What to expect if referred to the CTEPH program

An initial consultation with the CTEPH thoracic surgeon to review whether PEA or BPA is appropriate (this is done virtually if you live outside of Ontario).

Your referring physician will be required to send copies of your lung CT scans for the CTEPH team and Interventional Radiologist to review.

Once the CTEPH team has decided you are a BPA candidate, you will:
  • Undergo a pulmonary angiogram (in your province or at the Toronto General Hospital if you live in Ontario). This is a similar test to a CT scan where a radiologist injects contrast dye to find which blood vessels are blocked. This will help determine how many BPA sessions you will need.
  • Have an initial phone or video consultation with the Interventional Radiologist once the CT scans and pulmonary angiogram is reviewed to talk about how BPA is done and to describe the risks and benefits of the procedure.
  • If you have pulmonary hypertension, you may be started on pulmonary hypertension medication, called Riociguat, for at least 3 months before any BPA procedure. This is because recent research has shown Riociguat in combination with BPA results in fewer serious adverse events in hospital and can further help decrease the high blood pressure in your lungs.
  • Once the interventional radiologist has determined how many BPA sessions you will need (typically 2 to 8 BPA sessions), you will receive a call with your date(s) one to two months before the BPA sessions.
  • The CTEPH nurse coordinator will then call you to discuss a detailed care schedule and instructions for when you are admitted to hospital. If you live outside of Ontario, the CTEPH nurse coordinator and your referring physician will help coordinate your flight to Toronto and accommodation details during your stay. We recommend  that you do not pre-book your flight home in case of changes throughout your hospital stay. The CTEPH team will help you book your return flight home was you have an anticipated discharge day.
  • If you live outside of Ontario and require more than 2 BPA sessions, the CTEPH team will try to coordinate your sessions in consecutive weeks so that you do not need to travel multiple times to Toronto. This may require you to stay in accommodations outside of the hospital between sessions (typically on the Saturday and Sunday between each week).
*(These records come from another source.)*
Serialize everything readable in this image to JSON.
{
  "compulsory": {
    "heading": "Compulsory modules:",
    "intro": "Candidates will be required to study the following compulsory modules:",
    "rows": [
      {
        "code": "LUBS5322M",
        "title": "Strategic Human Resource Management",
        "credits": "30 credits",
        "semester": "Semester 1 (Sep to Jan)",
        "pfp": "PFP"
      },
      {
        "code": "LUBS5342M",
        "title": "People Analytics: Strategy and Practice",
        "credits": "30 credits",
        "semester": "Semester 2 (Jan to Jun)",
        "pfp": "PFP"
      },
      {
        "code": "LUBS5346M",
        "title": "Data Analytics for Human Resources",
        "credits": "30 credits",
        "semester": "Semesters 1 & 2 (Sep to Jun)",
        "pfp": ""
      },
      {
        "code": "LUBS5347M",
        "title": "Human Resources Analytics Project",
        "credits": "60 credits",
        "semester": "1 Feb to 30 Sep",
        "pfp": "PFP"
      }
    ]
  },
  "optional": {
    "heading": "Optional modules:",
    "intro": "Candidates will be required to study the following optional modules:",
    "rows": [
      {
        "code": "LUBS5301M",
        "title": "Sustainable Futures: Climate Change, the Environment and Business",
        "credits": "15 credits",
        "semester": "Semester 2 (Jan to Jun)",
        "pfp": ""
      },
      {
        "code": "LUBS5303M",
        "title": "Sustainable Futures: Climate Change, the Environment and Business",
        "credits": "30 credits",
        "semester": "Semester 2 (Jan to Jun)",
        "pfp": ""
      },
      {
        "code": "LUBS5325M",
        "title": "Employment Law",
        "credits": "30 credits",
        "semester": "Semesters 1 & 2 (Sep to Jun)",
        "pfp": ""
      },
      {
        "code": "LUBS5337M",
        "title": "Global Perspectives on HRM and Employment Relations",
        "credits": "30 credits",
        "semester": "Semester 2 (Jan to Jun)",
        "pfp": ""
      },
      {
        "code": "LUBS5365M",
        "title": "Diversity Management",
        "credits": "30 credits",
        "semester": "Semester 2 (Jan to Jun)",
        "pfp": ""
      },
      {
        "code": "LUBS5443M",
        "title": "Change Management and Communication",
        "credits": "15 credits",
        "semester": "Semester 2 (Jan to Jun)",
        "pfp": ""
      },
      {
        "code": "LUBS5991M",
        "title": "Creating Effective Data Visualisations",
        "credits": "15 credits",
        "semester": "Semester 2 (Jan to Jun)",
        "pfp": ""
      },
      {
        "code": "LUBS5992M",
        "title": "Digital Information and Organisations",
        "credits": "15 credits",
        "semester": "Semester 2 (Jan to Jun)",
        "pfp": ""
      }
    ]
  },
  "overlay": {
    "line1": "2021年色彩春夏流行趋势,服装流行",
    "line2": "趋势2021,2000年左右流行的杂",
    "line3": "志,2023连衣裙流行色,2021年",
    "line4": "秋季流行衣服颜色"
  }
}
What to expect during your hospital stay

You will get a detailed care schedule with printed instructions from your CTEPH coordinator several days before your admission at the Toronto General Hospital.

The average length of stay in hospital for your BPA procedure is 4 days. During your hospital stay, 2 BPA sessions will be done. You will be monitored on the ward for 1 day between each session. Mentioned above, if you will be having more than 2 sessions consecutively, you will be discharged from hospital on day 4 and return the next week for your next 2 sessions. Typically this occurs over the weekend.

You will be required to do bloodwork within 30 days of your first BPA procedure.

It is important to note that you will remain on your blood thinner for the procedure. The interventional radiologist does BPA on full anticoagulation.

For full details on your hospital stay, refer to pages 6 to 11 in this patient information guide.

The CTEPH team will help you plan your flight home once you have an anticipated discharge day.

After discharge, you can expect a follow up phone consultation with the interventional radiologist around 3-6 weeks after your BPA procedures.

You will also be schedule for follow up appointments at the Toronto CTEPH program with the thoracic surgeon or with your referring doctor in your province.
  • Follow up includes an echocardiogram, 6-minute walk test and blood work at 6 months.